▸ **Exercise instructions**
Where does the word "label" show up in the records? Copy every line that holds it.

§

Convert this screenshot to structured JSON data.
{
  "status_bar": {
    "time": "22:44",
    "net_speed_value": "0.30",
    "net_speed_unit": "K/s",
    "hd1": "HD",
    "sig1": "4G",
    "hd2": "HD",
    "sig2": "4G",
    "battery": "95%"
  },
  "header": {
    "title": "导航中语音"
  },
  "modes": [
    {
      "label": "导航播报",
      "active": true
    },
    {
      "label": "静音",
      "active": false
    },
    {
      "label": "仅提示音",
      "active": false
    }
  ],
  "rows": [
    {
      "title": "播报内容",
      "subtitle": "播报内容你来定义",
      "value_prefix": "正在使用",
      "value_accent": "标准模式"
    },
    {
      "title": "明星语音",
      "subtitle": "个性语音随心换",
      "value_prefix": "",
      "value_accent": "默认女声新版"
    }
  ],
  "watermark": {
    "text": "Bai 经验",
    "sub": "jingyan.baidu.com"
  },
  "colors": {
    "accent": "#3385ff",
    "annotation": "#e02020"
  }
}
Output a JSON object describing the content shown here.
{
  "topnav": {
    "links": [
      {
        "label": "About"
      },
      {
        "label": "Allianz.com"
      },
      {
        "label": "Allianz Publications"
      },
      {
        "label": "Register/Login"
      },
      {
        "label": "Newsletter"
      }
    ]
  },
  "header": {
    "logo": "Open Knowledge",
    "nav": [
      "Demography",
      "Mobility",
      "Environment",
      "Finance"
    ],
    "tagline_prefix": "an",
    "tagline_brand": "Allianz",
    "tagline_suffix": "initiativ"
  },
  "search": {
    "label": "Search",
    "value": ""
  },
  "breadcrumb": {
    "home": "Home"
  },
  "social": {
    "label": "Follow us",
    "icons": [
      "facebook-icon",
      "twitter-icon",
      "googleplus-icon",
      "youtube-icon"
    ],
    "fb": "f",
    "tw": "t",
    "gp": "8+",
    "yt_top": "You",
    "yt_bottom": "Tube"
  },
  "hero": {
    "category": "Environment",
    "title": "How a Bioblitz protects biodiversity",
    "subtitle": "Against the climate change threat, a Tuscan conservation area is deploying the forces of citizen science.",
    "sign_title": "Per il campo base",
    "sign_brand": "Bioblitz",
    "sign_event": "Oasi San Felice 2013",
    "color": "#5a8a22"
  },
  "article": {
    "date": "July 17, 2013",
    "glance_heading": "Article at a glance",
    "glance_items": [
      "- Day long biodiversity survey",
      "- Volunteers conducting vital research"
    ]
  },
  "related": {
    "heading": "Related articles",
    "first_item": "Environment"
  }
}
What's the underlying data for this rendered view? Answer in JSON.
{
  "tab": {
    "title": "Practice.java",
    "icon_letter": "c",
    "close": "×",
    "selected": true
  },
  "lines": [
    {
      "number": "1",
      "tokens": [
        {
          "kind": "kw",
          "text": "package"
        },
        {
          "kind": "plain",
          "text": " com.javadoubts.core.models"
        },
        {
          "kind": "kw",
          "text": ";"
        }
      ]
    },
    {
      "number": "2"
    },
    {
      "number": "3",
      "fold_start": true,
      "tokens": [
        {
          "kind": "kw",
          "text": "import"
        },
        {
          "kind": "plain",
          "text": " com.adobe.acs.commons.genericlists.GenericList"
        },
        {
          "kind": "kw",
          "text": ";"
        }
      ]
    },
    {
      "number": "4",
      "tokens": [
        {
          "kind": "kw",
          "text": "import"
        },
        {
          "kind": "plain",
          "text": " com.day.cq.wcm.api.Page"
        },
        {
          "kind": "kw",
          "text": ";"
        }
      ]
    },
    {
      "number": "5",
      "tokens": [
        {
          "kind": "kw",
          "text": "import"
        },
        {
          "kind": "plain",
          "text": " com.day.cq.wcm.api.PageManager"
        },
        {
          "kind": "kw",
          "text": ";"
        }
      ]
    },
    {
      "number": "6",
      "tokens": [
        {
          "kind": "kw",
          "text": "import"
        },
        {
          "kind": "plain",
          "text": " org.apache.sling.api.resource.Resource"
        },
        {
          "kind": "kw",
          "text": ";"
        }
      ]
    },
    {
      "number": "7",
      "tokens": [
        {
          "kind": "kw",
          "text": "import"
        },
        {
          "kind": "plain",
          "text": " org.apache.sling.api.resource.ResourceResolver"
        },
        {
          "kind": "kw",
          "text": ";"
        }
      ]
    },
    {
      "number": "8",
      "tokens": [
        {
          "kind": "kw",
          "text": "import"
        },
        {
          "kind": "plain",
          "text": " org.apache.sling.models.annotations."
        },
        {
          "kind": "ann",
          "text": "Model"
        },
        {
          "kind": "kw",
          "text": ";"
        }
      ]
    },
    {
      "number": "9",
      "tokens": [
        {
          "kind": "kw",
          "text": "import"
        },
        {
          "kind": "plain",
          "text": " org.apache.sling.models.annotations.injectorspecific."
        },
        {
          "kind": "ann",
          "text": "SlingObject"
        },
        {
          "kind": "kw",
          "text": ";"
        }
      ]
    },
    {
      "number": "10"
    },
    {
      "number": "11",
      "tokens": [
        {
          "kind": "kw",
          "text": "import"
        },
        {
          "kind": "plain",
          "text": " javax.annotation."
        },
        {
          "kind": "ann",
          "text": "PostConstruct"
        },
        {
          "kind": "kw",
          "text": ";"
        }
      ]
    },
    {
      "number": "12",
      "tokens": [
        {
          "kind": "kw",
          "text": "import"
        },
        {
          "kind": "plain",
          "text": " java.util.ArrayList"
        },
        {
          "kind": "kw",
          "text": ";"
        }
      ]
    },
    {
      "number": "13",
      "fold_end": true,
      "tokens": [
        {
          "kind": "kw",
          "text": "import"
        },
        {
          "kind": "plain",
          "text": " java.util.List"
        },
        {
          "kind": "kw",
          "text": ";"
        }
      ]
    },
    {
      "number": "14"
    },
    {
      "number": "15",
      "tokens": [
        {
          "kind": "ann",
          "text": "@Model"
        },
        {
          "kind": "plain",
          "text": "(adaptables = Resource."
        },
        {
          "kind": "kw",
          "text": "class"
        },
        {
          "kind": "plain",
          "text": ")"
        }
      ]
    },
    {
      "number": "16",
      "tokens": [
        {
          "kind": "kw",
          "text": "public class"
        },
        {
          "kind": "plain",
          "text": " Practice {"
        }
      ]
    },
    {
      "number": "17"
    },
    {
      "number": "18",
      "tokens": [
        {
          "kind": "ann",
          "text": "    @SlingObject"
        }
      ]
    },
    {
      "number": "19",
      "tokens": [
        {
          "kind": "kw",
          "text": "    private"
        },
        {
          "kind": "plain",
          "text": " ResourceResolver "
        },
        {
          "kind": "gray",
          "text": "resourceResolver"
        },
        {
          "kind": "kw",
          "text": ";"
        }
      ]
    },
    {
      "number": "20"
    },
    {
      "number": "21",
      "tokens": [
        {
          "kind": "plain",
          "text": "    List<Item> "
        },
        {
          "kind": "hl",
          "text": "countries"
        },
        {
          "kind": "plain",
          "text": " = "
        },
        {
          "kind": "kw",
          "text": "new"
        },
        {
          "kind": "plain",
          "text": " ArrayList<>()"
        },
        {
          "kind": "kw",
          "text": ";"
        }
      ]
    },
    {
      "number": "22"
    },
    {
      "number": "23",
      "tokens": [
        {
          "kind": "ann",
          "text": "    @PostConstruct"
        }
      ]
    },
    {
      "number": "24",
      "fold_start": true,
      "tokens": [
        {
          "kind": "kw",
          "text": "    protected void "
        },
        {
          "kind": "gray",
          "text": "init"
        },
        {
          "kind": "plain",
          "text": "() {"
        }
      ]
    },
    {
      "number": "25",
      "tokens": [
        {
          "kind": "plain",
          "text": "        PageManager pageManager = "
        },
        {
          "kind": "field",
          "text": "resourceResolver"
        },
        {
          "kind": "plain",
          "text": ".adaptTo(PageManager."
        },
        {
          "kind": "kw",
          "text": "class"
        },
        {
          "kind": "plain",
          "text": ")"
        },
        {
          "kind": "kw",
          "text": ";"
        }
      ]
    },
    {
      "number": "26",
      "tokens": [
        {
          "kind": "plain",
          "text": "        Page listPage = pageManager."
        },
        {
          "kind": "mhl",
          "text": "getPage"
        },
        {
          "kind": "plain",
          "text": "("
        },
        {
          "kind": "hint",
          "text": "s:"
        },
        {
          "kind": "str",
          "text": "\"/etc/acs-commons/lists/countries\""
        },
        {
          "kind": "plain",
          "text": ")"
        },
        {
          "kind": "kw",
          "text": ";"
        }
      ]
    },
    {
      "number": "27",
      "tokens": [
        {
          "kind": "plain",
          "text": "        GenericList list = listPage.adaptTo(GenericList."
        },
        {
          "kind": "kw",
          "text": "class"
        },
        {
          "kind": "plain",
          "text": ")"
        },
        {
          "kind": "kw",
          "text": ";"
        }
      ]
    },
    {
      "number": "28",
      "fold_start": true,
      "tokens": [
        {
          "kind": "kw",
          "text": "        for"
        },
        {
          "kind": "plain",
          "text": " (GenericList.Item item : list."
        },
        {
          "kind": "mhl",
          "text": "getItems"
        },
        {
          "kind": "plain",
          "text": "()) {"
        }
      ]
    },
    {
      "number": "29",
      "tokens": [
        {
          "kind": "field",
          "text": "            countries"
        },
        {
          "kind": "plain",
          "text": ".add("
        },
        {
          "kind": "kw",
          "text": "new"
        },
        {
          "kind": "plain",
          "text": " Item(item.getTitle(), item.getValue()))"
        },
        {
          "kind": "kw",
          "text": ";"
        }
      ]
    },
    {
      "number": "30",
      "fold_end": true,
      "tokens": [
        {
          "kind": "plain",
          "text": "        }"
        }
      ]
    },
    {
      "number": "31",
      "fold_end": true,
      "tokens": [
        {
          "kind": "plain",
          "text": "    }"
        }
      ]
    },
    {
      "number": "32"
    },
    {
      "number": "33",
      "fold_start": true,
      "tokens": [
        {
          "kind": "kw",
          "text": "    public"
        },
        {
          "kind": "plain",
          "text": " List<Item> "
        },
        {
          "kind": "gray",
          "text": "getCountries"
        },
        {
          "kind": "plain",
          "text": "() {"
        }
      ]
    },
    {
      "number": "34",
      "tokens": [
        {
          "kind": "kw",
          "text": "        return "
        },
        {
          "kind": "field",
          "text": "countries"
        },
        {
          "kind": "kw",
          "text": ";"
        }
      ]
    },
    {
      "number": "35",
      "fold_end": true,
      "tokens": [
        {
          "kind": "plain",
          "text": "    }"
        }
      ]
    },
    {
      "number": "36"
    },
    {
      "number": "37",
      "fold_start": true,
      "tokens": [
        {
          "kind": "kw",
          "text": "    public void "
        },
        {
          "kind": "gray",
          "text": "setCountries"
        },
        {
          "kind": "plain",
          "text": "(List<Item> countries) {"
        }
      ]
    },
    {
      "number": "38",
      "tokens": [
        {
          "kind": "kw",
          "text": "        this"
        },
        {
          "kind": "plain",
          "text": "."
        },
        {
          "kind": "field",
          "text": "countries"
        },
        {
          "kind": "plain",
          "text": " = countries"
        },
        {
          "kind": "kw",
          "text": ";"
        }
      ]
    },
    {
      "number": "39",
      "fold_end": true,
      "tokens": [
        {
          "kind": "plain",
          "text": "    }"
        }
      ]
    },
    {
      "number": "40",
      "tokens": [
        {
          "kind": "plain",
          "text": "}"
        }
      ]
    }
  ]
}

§

▸ **The answer**
      "label": "导航播报",
      "label": "静音",
      "label": "仅提示音",
        "label": "About"
        "label": "Allianz.com"
        "label": "Allianz Publications"
        "label": "Register/Login"
        "label": "Newsletter"
    "label": "Search",
    "label": "Follow us",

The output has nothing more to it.